Spinal Cord Injury

Your spinal cord is protected by the surrounding vertebrae. However, despite that protection, it’s still possible to damage or even sever your spinal cord while playing a sport. For example, if you break your neck badly enough, your spinal cord is likely to be affected. 

Spinal cord injuries have the potential to cause paralysis. If the injury happens very high up on the spine, it may result in quadriplegia (paralysis in your arms, legs, and most of the rest of your body). If the spinal cord injury happens lower, it’s more likely to cause paraplegia (paralysis affecting your legs and lower body).

Meniscal Tear

Your meniscus is a piece of cartilage in your knee that absorbs shock. Bad knee sprains can cause it to tear, and tearing is more likely if you have tearing or damage to the other knee ligaments.

If the tear is relatively mild, a torn meniscus may heal with rest. However, in many cases, meniscal tears require surgery.

Can You Receive Compensation for a Sports Injury?

Most types of sports injuries don’t lead to successful legal claims. After all, sports come with inherent risks, and when you play a sport, you assume those risks. Additionally, some organized sports require you to sign a waiver absolving the sponsoring organization of any legal liability.

However, if your injury results from something that isn’t a typical risk of playing the sport itself, you might have a case. Here are three situations when you may be able to pursue legal action.

Defective Sports Equipment or Unsafe Facilities

In many types of sports, players rely on helmets and other types of protective gear. When that equipment is defective, it may lead to serious injury and even death. If your legal team can prove that the equipment you used had a defect and the defect caused your injury, you may have a personal injury case against the manufacturer.

Similarly, if a facility is unsafe and causes an injury, you might have a case based on premises liability. For example, if you are running on a sports facility’s cross-country course and you break your leg by stepping in a deep hole, the facility may be liable for your injury.

Negligent Coaching

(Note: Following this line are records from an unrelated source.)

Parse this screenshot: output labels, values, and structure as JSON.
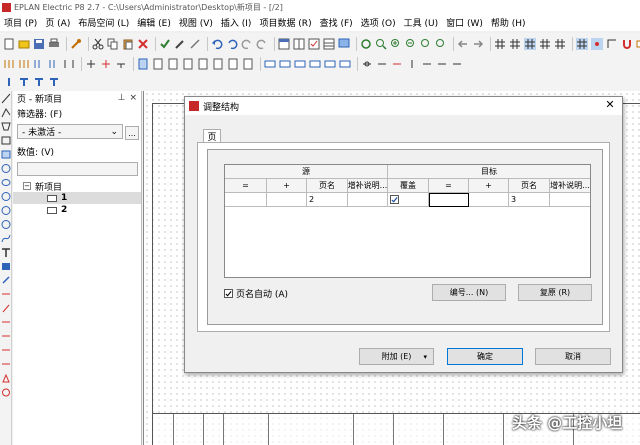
{
  "window": {
    "title": "EPLAN Electric P8 2.7 - C:\\Users\\Administrator\\Desktop\\新项目 - [/2]"
  },
  "menu": {
    "items": [
      "项目 (P)",
      "页 (A)",
      "布局空间 (L)",
      "编辑 (E)",
      "视图 (V)",
      "插入 (I)",
      "项目数据 (R)",
      "查找 (F)",
      "选项 (O)",
      "工具 (U)",
      "窗口 (W)",
      "帮助 (H)"
    ]
  },
  "navigator": {
    "title": "页 - 新项目",
    "pin_glyph": "⊥",
    "close_glyph": "×",
    "filter_label": "筛选器: (F)",
    "filter_value": "- 未激活 -",
    "more_btn": "...",
    "value_label": "数值: (V)",
    "tree_root": "新项目",
    "tree_pages": [
      "1",
      "2"
    ],
    "expand_glyph": "−",
    "combo_arrow": "⌄"
  },
  "dialog": {
    "title": "调整结构",
    "close_glyph": "✕",
    "tab_label": "页",
    "group_source": "源",
    "group_target": "目标",
    "columns": [
      "=",
      "+",
      "页名",
      "增补说明...",
      "覆盖",
      "=",
      "+",
      "页名",
      "增补说明..."
    ],
    "row": {
      "src_eq": "",
      "src_plus": "",
      "src_page": "2",
      "src_suppl": "",
      "overwrite_checked": true,
      "tgt_eq": "",
      "tgt_plus": "",
      "tgt_page": "3",
      "tgt_suppl": ""
    },
    "auto_page_name_checked": true,
    "auto_page_name_label": "页名自动 (A)",
    "number_btn": "编号... (N)",
    "restore_btn": "复原 (R)",
    "append_btn": "附加 (E)",
    "append_arrow": "▾",
    "ok_btn": "确定",
    "cancel_btn": "取消"
  },
  "watermark": "头条 @工控小坦",
  "colors": {
    "accent": "#0078d7",
    "brand": "#c62828"
  }
}
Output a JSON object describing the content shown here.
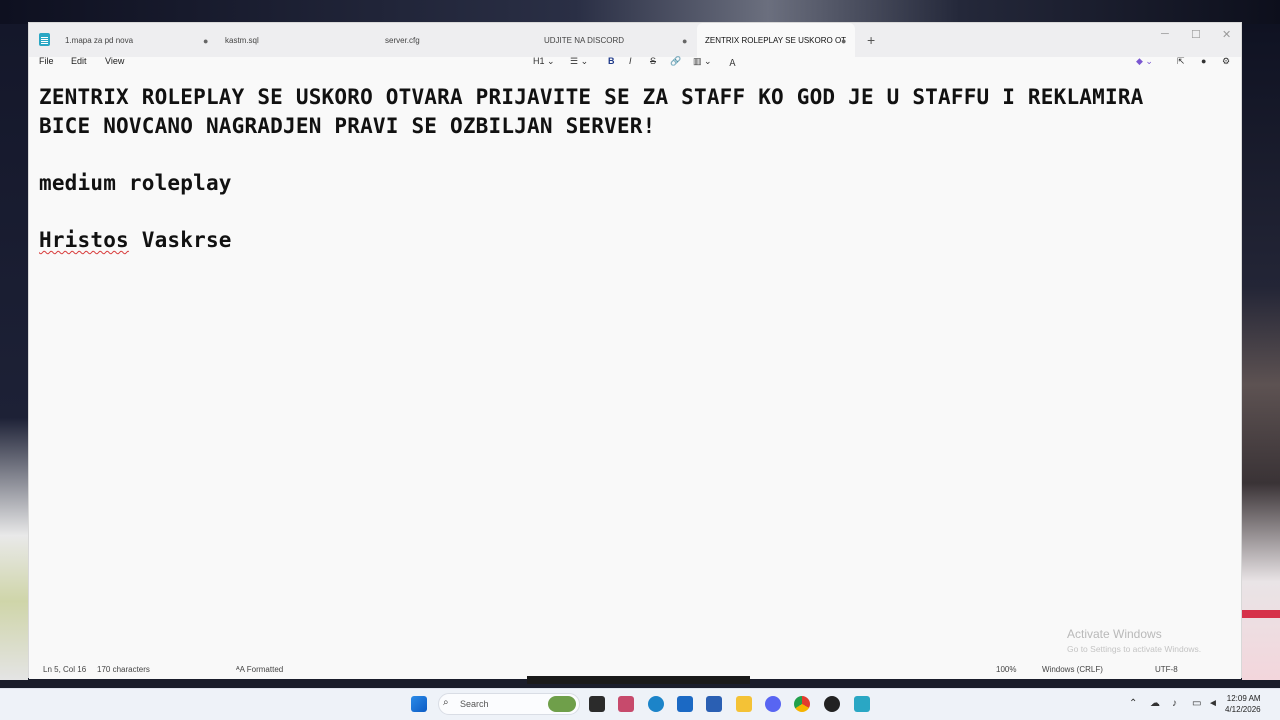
{
  "tabs": [
    {
      "label": "1.mapa za pd nova",
      "modified": true
    },
    {
      "label": "kastm.sql",
      "modified": false
    },
    {
      "label": "server.cfg",
      "modified": false
    },
    {
      "label": "UDJITE NA DISCORD",
      "modified": true
    },
    {
      "label": "ZENTRIX ROLEPLAY SE USKORO OT",
      "modified": true
    }
  ],
  "menu": {
    "file": "File",
    "edit": "Edit",
    "view": "View"
  },
  "toolbar": {
    "heading": "H1",
    "bold": "B",
    "italic": "I",
    "strike": "S"
  },
  "document": {
    "line1": "ZENTRIX ROLEPLAY SE USKORO OTVARA PRIJAVITE SE ZA STAFF KO GOD JE U STAFFU I REKLAMIRA",
    "line2": "BICE NOVCANO NAGRADJEN PRAVI SE OZBILJAN SERVER!",
    "line3": "medium roleplay",
    "line4_word1": "Hristos",
    "line4_word2": "Vaskrse"
  },
  "status": {
    "position": "Ln 5, Col 16",
    "chars": "170 characters",
    "format": "Formatted",
    "zoom": "100%",
    "line_ending": "Windows (CRLF)",
    "encoding": "UTF-8"
  },
  "watermark": {
    "title": "Activate Windows",
    "subtitle": "Go to Settings to activate Windows."
  },
  "taskbar": {
    "search": "Search",
    "time": "12:09 AM",
    "date": "4/12/2026"
  },
  "colors": {
    "accent": "#1f3a8a",
    "spellcheck": "#d83a3a"
  },
  "icons": [
    "notepad-icon",
    "start-icon",
    "search-icon",
    "edge-icon",
    "outlook-icon",
    "store-icon",
    "explorer-icon",
    "discord-icon",
    "chrome-icon",
    "steam-icon",
    "notepad-taskbar-icon"
  ]
}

If you have a coach, you probably trust that coach to follow basic safety protocols and to know what to do in a medical emergency. If a coach doesn’t respond like a reasonable coach would in a given situation, they may have some liability if you sustain an injury.

For example, if you suffer a serious blow to the head and are having trouble speaking or walking as a result, a responsible coach will call an ambulance. If your coach tells you they’ll wait until practice is over to call an ambulance (and your injuries become more severe as a result), the coach may be liable because of their negligence.

Intentional Misconduct

It’s easy to become injured — and even seriously injured — during the normal course of play. For example, even while wearing ample protective gear, tackle football players suffer injuries on the field fairly often. These types of injuries generally do not have any grounds for legal action. Because these injuries are a known risk of playing the sport, you assume that risk by playing.

However, it’s possible (but fortunately less common) to be injured by someone malicious while you’re playing a sport. If you’re playing soccer and someone in the stands inexplicably rushes up to you and punches you, you might be able to file a personal injury claim. The attacker might also face criminal charges.

This type of injury may form the basis of a successful personal injury claim because the injury isn’t one that happens during the normal course of play. You assumed the risk of accidental injuries when you agreed to play soccer, but you didn’t assume the risk of intentional battery.

Call a St. Petersburg Personal Injury Attorney if You’ve Suffered a Sports Injury

Personal injury law isn’t always completely clear, especially if you’ve been injured while playing a sport. If you have suffered a serious sports injury and aren’t sure whether you can recover damages, it’s wise to speak to an experienced personal injury attorney.

At Lopez Law Group Accident Injury Attorneys, we work hard to help injured people like you recover the compensation they deserve. Set up a free consultation with us at (727) 933 0015 to discuss whether you may be eligible for compensation.